Hi Sonny @SungeunJeon
Can we have an update please on any enhancements to Grbl to support lasers please? E.g. a laser mode. I really don’t want to go with one of the laser specific firmwares when I want to use the Inventables build to drive the X-Carve for carving. Being able to switch mods through GCode would be just excellent.
Yes. It’s on the development path and high up there. Just hang tight. Some cool stuff is coming down the pipeline.
So then Grbl can’t really control RPM, just the average on-time of the spindle. That’s why I want to map the RPMs to different speed settings on the Dewalt router dial and PWM duty cycles.
EDIT: And that still doesn’t solve the problem of latching the SSR. At 7.8kHz, the Grbl controller should not be able to adjust the duty cycle to any AC device with an SSR.
Grbl CAN control rpm by providing a voltage level defined by max and min rpm settings. X voltage = X rpm. It’s not more complicated than that. It just sounds like this is not the output you want or need.
As a simple solution, you can easily program a small cheap micro controller, like an Arduino Micro, to convert the voltage signal from Grbl to whatever you need to run your Dewalt router directly.
You keep saying voltage instead of duty cycle. I’m not sure you’re talking about PWM any more.
100% duty cycle = 5V
50% duty cycle = 2.5V
10% duty cycle = 0.5V
Not sure what the confusion here is.
Typically, a PWM signal doesn’t output a variable voltage- it turns a digital output high and low at a set frequency, and the duty cycle refers to ratio of the amount of time the output is high vs low. So a 50% duty cycle would mean, for example a PWM signal at 25Hz, a signal would be high for 20 milliseconds and then low for 20 milliseconds. What you’re describing is an analog output, where the controller could be programmed to output 2.5V. A PWM signal at 50% duty cycle is not 0V or 5V or 2.5V. It is 0V and 5V for an equal amount of time, alternating between the two.
Whether the controller works as an analog output or a PWM output, neither is a solution for controlling AC powered spindles, like a router. The SSR’s I’ve seen being referenced in drawings and shown pictures of around the forum are similar to this, those cheap white SSR’s on eBay. Well, these SSR’s are zero crossover, meaning the output is latched full on until the load current falls to zero. If your PWM signal is running at 7.8kHz, the output is going to be triggered almost instantly at the beginning of the 60Hz AC voltage sinusoidal curve. It doesn’t matter what duty cycle you’re outputting, that output is already latched and the spindle will remain full on until the voltage falls to 0 (zero crossover), at which point the cycle will repeat. Any duty cycle at 7.8kHz would effectively be 100% duty cycle in applications with an SSR controlling an AC load/spindle.

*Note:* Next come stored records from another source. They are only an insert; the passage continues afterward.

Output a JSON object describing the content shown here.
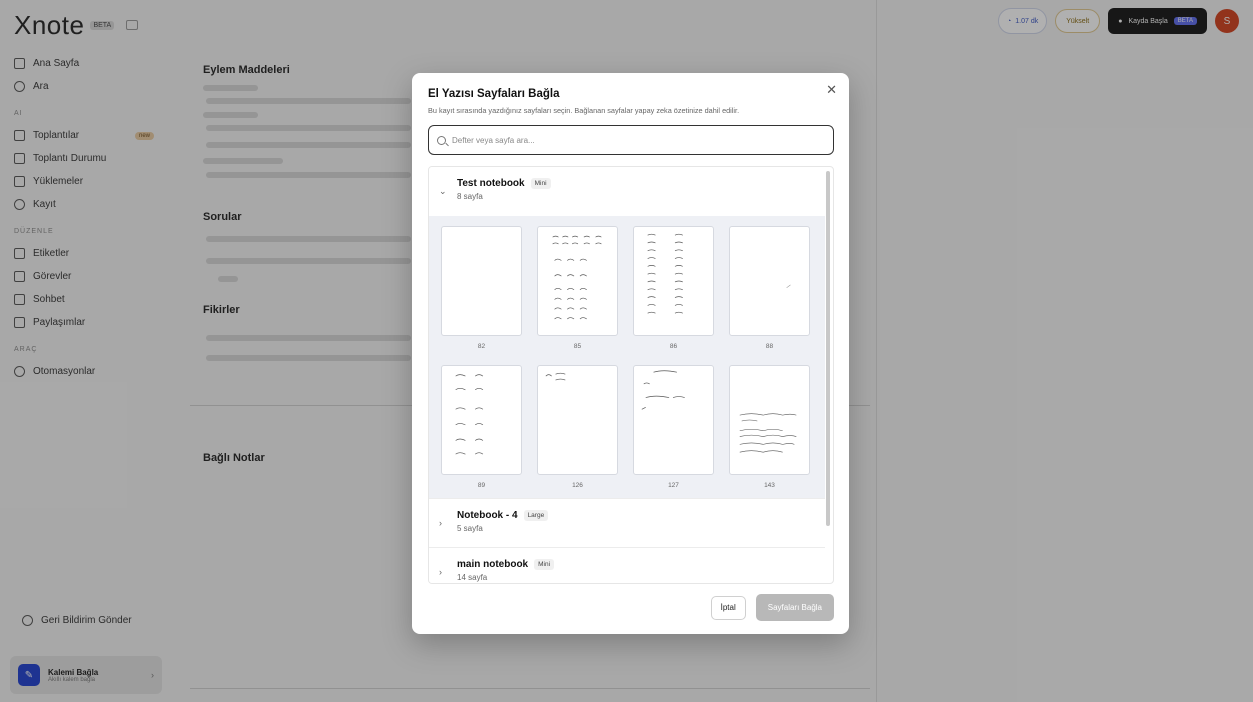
{
  "modal": {
    "title": "El Yazısı Sayfaları Bağla",
    "description": "Bu kayıt sırasında yazdığınız sayfaları seçin. Bağlanan sayfalar yapay zeka özetinize dahil edilir.",
    "search_placeholder": "Defter veya sayfa ara...",
    "cancel_label": "İptal",
    "confirm_label": "Sayfaları Bağla"
  },
  "notebooks": [
    {
      "name": "Test notebook",
      "size": "Mini",
      "page_count": "8 sayfa",
      "expanded": true,
      "pages": [
        {
          "number": "82"
        },
        {
          "number": "85"
        },
        {
          "number": "86"
        },
        {
          "number": "88"
        },
        {
          "number": "89"
        },
        {
          "number": "126"
        },
        {
          "number": "127"
        },
        {
          "number": "143"
        }
      ]
    },
    {
      "name": "Notebook - 4",
      "size": "Large",
      "page_count": "5 sayfa",
      "expanded": false
    },
    {
      "name": "main notebook",
      "size": "Mini",
      "page_count": "14 sayfa",
      "expanded": false
    }
  ],
  "background": {
    "logo": "Xnote",
    "logo_badge": "BETA",
    "nav": [
      {
        "label": "Ana Sayfa",
        "icon": "home-icon"
      },
      {
        "label": "Ara",
        "icon": "search-icon"
      }
    ],
    "nav_section_1": "AI",
    "nav2": [
      {
        "label": "Toplantılar",
        "icon": "calendar-icon",
        "pill": "new"
      },
      {
        "label": "Toplantı Durumu",
        "icon": "calendar-icon"
      },
      {
        "label": "Yüklemeler",
        "icon": "upload-icon"
      },
      {
        "label": "Kayıt",
        "icon": "record-icon"
      }
    ],
    "nav_section_2": "DÜZENLE",
    "nav3": [
      {
        "label": "Etiketler",
        "icon": "tag-icon"
      },
      {
        "label": "Görevler",
        "icon": "task-icon"
      },
      {
        "label": "Sohbet",
        "icon": "chat-icon"
      },
      {
        "label": "Paylaşımlar",
        "icon": "share-icon"
      }
    ],
    "nav_section_3": "ARAÇ",
    "nav4": [
      {
        "label": "Otomasyonlar",
        "icon": "automation-icon"
      }
    ],
    "guides": "Geri Bildirim Gönder",
    "pen_title": "Kalemi Bağla",
    "pen_sub": "Akıllı kalem bağla",
    "top_stat": "1.07 dk",
    "upgrade": "Yükselt",
    "record_btn": "Kayda Başla",
    "record_beta": "BETA",
    "avatar_initial": "S",
    "sections": {
      "action_items": "Eylem Maddeleri",
      "questions": "Sorular",
      "ideas": "Fikirler",
      "linked_notes": "Bağlı Notlar"
    }
  }
}
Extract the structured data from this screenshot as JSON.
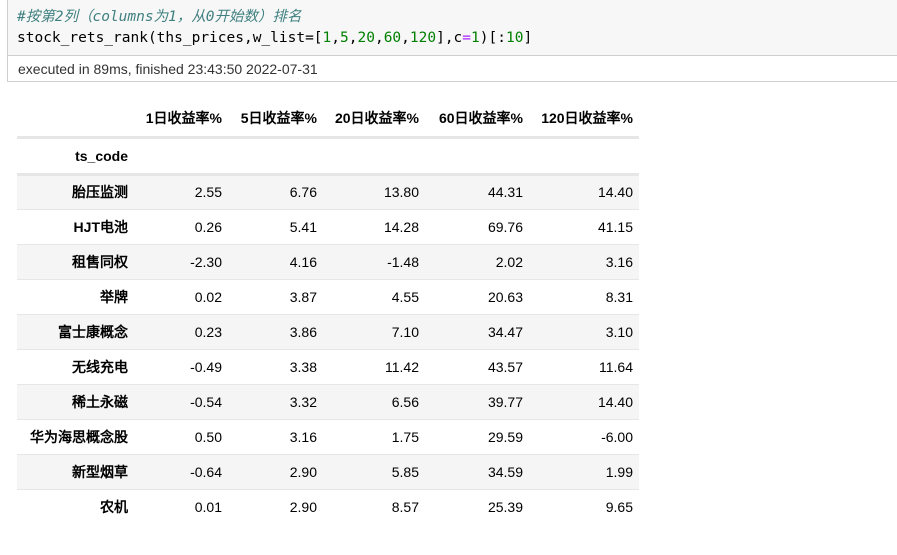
{
  "code_cell": {
    "comment": "#按第2列（columns为1，从0开始数）排名",
    "code_parts": {
      "p1": "stock_rets_rank(ths_prices,w_list=[",
      "n1": "1",
      "c1": ",",
      "n2": "5",
      "c2": ",",
      "n3": "20",
      "c3": ",",
      "n4": "60",
      "c4": ",",
      "n5": "120",
      "p2": "],c",
      "eq": "=",
      "n6": "1",
      "p3": ")[:",
      "n7": "10",
      "p4": "]"
    }
  },
  "execution": {
    "status": "executed in 89ms, finished 23:43:50 2022-07-31"
  },
  "table": {
    "columns": [
      "1日收益率%",
      "5日收益率%",
      "20日收益率%",
      "60日收益率%",
      "120日收益率%"
    ],
    "index_name": "ts_code",
    "rows": [
      {
        "name": "胎压监测",
        "values": [
          "2.55",
          "6.76",
          "13.80",
          "44.31",
          "14.40"
        ]
      },
      {
        "name": "HJT电池",
        "values": [
          "0.26",
          "5.41",
          "14.28",
          "69.76",
          "41.15"
        ]
      },
      {
        "name": "租售同权",
        "values": [
          "-2.30",
          "4.16",
          "-1.48",
          "2.02",
          "3.16"
        ]
      },
      {
        "name": "举牌",
        "values": [
          "0.02",
          "3.87",
          "4.55",
          "20.63",
          "8.31"
        ]
      },
      {
        "name": "富士康概念",
        "values": [
          "0.23",
          "3.86",
          "7.10",
          "34.47",
          "3.10"
        ]
      },
      {
        "name": "无线充电",
        "values": [
          "-0.49",
          "3.38",
          "11.42",
          "43.57",
          "11.64"
        ]
      },
      {
        "name": "稀土永磁",
        "values": [
          "-0.54",
          "3.32",
          "6.56",
          "39.77",
          "14.40"
        ]
      },
      {
        "name": "华为海思概念股",
        "values": [
          "0.50",
          "3.16",
          "1.75",
          "29.59",
          "-6.00"
        ]
      },
      {
        "name": "新型烟草",
        "values": [
          "-0.64",
          "2.90",
          "5.85",
          "34.59",
          "1.99"
        ]
      },
      {
        "name": "农机",
        "values": [
          "0.01",
          "2.90",
          "8.57",
          "25.39",
          "9.65"
        ]
      }
    ]
  },
  "colors": {
    "comment": "#408080",
    "number": "#008000",
    "operator": "#aa22ff",
    "cell_background": "#f7f7f7",
    "row_stripe": "#f5f5f5"
  }
}
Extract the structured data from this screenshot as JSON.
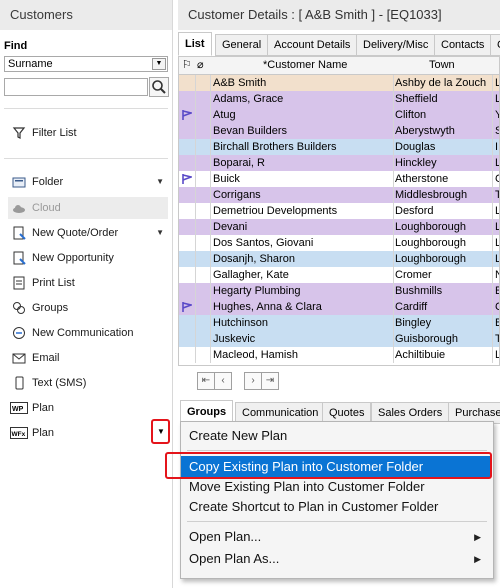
{
  "sidebar": {
    "title": "Customers",
    "find_label": "Find",
    "search_field_selected": "Surname",
    "search_query": "",
    "filter_label": "Filter List",
    "items": [
      {
        "label": "Folder",
        "has_dropdown": true
      },
      {
        "label": "Cloud",
        "disabled": true
      },
      {
        "label": "New Quote/Order",
        "has_dropdown": true
      },
      {
        "label": "New Opportunity"
      },
      {
        "label": "Print List"
      },
      {
        "label": "Groups"
      },
      {
        "label": "New Communication"
      },
      {
        "label": "Email"
      },
      {
        "label": "Text (SMS)"
      },
      {
        "label": "Plan",
        "icon_text": "WP"
      },
      {
        "label": "Plan",
        "icon_text": "WFx",
        "has_dropdown": true
      }
    ]
  },
  "main": {
    "title": "Customer Details : [ A&B Smith ]  -  [EQ1033]",
    "tabs": [
      "List",
      "General",
      "Account Details",
      "Delivery/Misc",
      "Contacts",
      "C"
    ],
    "grid": {
      "headers": [
        "*Customer Name",
        "Town"
      ],
      "rows": [
        {
          "name": "A&B Smith",
          "town": "Ashby de la Zouch",
          "extra": "L",
          "color": "#f2e0cc",
          "flag": false
        },
        {
          "name": "Adams, Grace",
          "town": "Sheffield",
          "extra": "L",
          "color": "#d7c4ea",
          "flag": false
        },
        {
          "name": "Atug",
          "town": "Clifton",
          "extra": "Y",
          "color": "#d7c4ea",
          "flag": true
        },
        {
          "name": "Bevan Builders",
          "town": "Aberystwyth",
          "extra": "S",
          "color": "#d7c4ea",
          "flag": false
        },
        {
          "name": "Birchall Brothers Builders",
          "town": "Douglas",
          "extra": "I",
          "color": "#c8def2",
          "flag": false
        },
        {
          "name": "Boparai, R",
          "town": "Hinckley",
          "extra": "L",
          "color": "#d7c4ea",
          "flag": false
        },
        {
          "name": "Buick",
          "town": "Atherstone",
          "extra": "C",
          "color": "#ffffff",
          "flag": true
        },
        {
          "name": "Corrigans",
          "town": "Middlesbrough",
          "extra": "T",
          "color": "#d7c4ea",
          "flag": false
        },
        {
          "name": "Demetriou Developments",
          "town": "Desford",
          "extra": "L",
          "color": "#ffffff",
          "flag": false
        },
        {
          "name": "Devani",
          "town": "Loughborough",
          "extra": "L",
          "color": "#d7c4ea",
          "flag": false
        },
        {
          "name": "Dos Santos, Giovani",
          "town": "Loughborough",
          "extra": "L",
          "color": "#ffffff",
          "flag": false
        },
        {
          "name": "Dosanjh, Sharon",
          "town": "Loughborough",
          "extra": "L",
          "color": "#c8def2",
          "flag": false
        },
        {
          "name": "Gallagher, Kate",
          "town": "Cromer",
          "extra": "N",
          "color": "#ffffff",
          "flag": false
        },
        {
          "name": "Hegarty Plumbing",
          "town": "Bushmills",
          "extra": "E",
          "color": "#d7c4ea",
          "flag": false
        },
        {
          "name": "Hughes, Anna & Clara",
          "town": "Cardiff",
          "extra": "C",
          "color": "#d7c4ea",
          "flag": true
        },
        {
          "name": "Hutchinson",
          "town": "Bingley",
          "extra": "B",
          "color": "#c8def2",
          "flag": false
        },
        {
          "name": "Juskevic",
          "town": "Guisborough",
          "extra": "T",
          "color": "#c8def2",
          "flag": false
        },
        {
          "name": "Macleod, Hamish",
          "town": "Achiltibuie",
          "extra": "L",
          "color": "#ffffff",
          "flag": false
        }
      ]
    },
    "bottom_tabs": [
      "Groups",
      "Communication",
      "Quotes",
      "Sales Orders",
      "Purchase"
    ]
  },
  "context_menu": {
    "items": [
      {
        "label": "Create New Plan"
      },
      {
        "label": "Copy Existing Plan into Customer Folder",
        "highlighted": true
      },
      {
        "label": "Move Existing Plan into Customer Folder"
      },
      {
        "label": "Create Shortcut to Plan in Customer Folder"
      },
      {
        "label": "Open Plan...",
        "submenu": true
      },
      {
        "label": "Open Plan As...",
        "submenu": true
      }
    ]
  },
  "colors": {
    "highlight": "#0a74d4",
    "callout": "#e4141b",
    "flag": "#5a4ac8"
  }
}
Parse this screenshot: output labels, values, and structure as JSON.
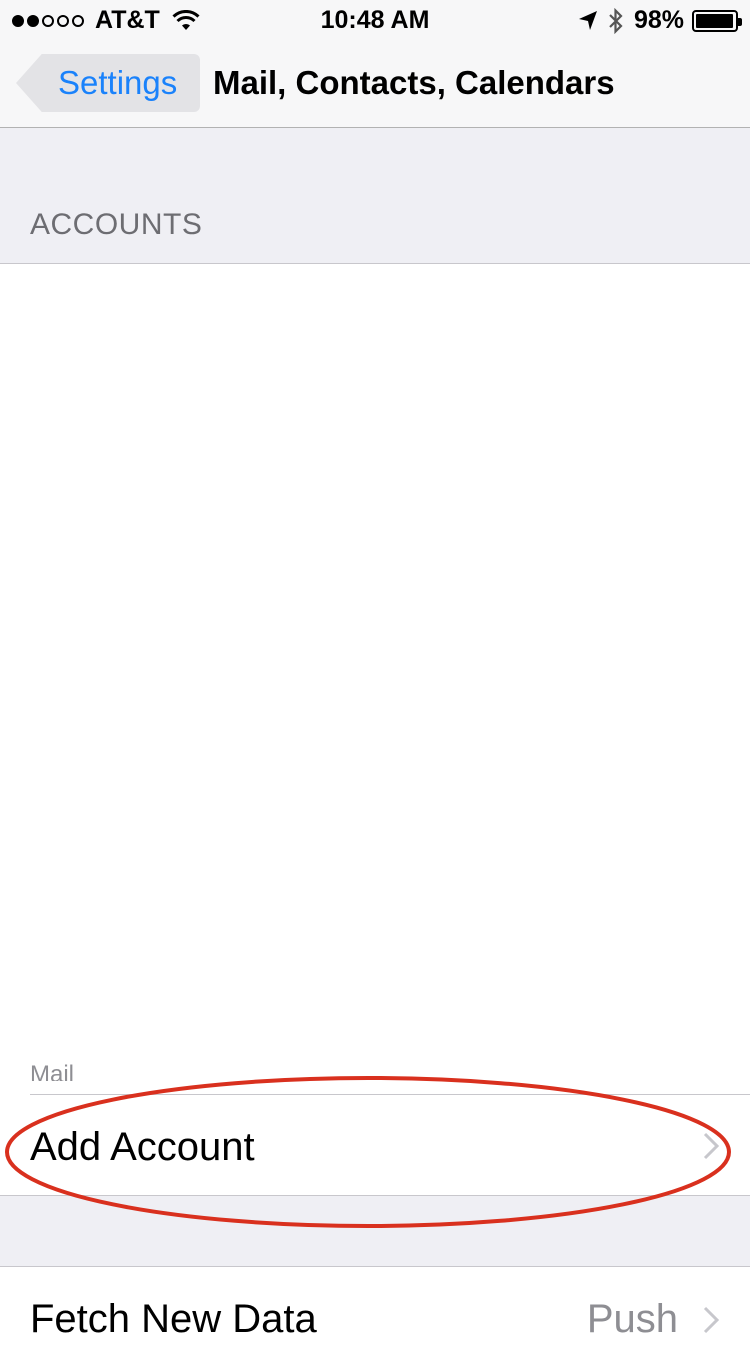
{
  "status_bar": {
    "carrier": "AT&T",
    "time": "10:48 AM",
    "battery": "98%",
    "battery_level": 0.98
  },
  "nav": {
    "back_label": "Settings",
    "title": "Mail, Contacts, Calendars"
  },
  "accounts": {
    "header": "ACCOUNTS",
    "mail_label": "Mail",
    "add_account_label": "Add Account"
  },
  "fetch": {
    "label": "Fetch New Data",
    "value": "Push"
  },
  "colors": {
    "accent": "#1a82fb",
    "annotation": "#d9301e"
  }
}
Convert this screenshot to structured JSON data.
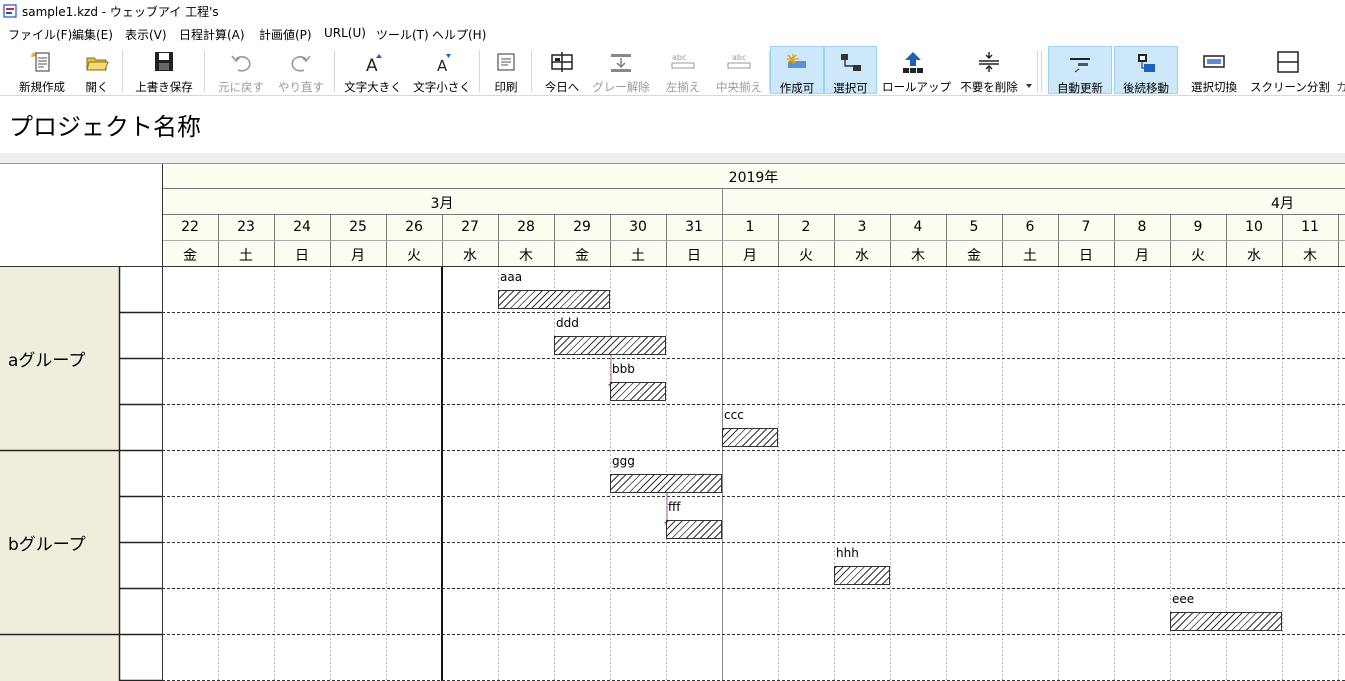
{
  "window": {
    "title": "sample1.kzd - ウェッブアイ 工程's"
  },
  "menu": [
    "ファイル(F)",
    "編集(E)",
    "表示(V)",
    "日程計算(A)",
    "計画値(P)",
    "URL(U)",
    "ツール(T)",
    "ヘルプ(H)"
  ],
  "toolbar": {
    "new": "新規作成",
    "open": "開く",
    "save": "上書き保存",
    "undo": "元に戻す",
    "redo": "やり直す",
    "font_up": "文字大きく",
    "font_down": "文字小さく",
    "print": "印刷",
    "today": "今日へ",
    "gray_clear": "グレー解除",
    "align_left": "左揃え",
    "align_center": "中央揃え",
    "create": "作成可",
    "select": "選択可",
    "rollup": "ロールアップ",
    "delete_unneeded": "不要を削除",
    "auto_update": "自動更新",
    "follow_move": "後続移動",
    "select_toggle": "選択切換",
    "split_screen": "スクリーン分割",
    "overflow_char": "カ",
    "abc": "abc"
  },
  "project": {
    "title": "プロジェクト名称"
  },
  "calendar": {
    "year_label": "2019年",
    "months": [
      {
        "label": "3月"
      },
      {
        "label": "4月"
      }
    ],
    "days": [
      {
        "d": "22",
        "w": "金"
      },
      {
        "d": "23",
        "w": "土"
      },
      {
        "d": "24",
        "w": "日"
      },
      {
        "d": "25",
        "w": "月"
      },
      {
        "d": "26",
        "w": "火"
      },
      {
        "d": "27",
        "w": "水"
      },
      {
        "d": "28",
        "w": "木"
      },
      {
        "d": "29",
        "w": "金"
      },
      {
        "d": "30",
        "w": "土"
      },
      {
        "d": "31",
        "w": "日"
      },
      {
        "d": "1",
        "w": "月"
      },
      {
        "d": "2",
        "w": "火"
      },
      {
        "d": "3",
        "w": "水"
      },
      {
        "d": "4",
        "w": "木"
      },
      {
        "d": "5",
        "w": "金"
      },
      {
        "d": "6",
        "w": "土"
      },
      {
        "d": "7",
        "w": "日"
      },
      {
        "d": "8",
        "w": "月"
      },
      {
        "d": "9",
        "w": "火"
      },
      {
        "d": "10",
        "w": "水"
      },
      {
        "d": "11",
        "w": "木"
      }
    ]
  },
  "groups": [
    {
      "label": "aグループ"
    },
    {
      "label": "bグループ"
    }
  ],
  "tasks": [
    {
      "name": "aaa",
      "start": "03-28",
      "days": 2
    },
    {
      "name": "ddd",
      "start": "03-29",
      "days": 2
    },
    {
      "name": "bbb",
      "start": "03-30",
      "days": 1
    },
    {
      "name": "ccc",
      "start": "04-01",
      "days": 1
    },
    {
      "name": "ggg",
      "start": "03-30",
      "days": 2
    },
    {
      "name": "fff",
      "start": "03-31",
      "days": 1
    },
    {
      "name": "hhh",
      "start": "04-03",
      "days": 1
    },
    {
      "name": "eee",
      "start": "04-09",
      "days": 2
    }
  ],
  "colors": {
    "accent": "#cde8fb",
    "group_bg": "#efeedd",
    "header_bg": "#fdfdf1",
    "dependency": "#b060b0"
  },
  "icons": {
    "new": "new-document-icon",
    "open": "open-folder-icon",
    "save": "floppy-disk-icon",
    "undo": "undo-arrow-icon",
    "redo": "redo-arrow-icon",
    "print": "print-icon"
  }
}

Analog output is performed by PWM by digital switching IO pins like the arduino has. The average voltage of a pin at 50% duty cycle is 2.5V. Or half of the 5V logic high. At a high fixed frequency and or with a small capacitor in parallel, you get a steady voltage output at 2.5V.
Like I stated before, Grbl sends out a signal which indicates the RPM for a spindle controller to interpret and execute based on the user Grbl settings. It’s not Grbls job to directly control a spindle. Only to tell when to turn on the spindle and what speed. That is precisely what the Inventables spindle controller does, as well as the Super PID. If neither solution works for your application, you’ll need to come up with your own electronics to do so.
Ok, now I see. The arduino and motor shield running Grbl cannot control the spindle speed without an external controller to interpret that output signal. Without an Inventables Spoindle Controller or Super PID an AC spindle cannot be controlled beyond turning off and on? A single SSR will do nothing to control the speed of an AC router?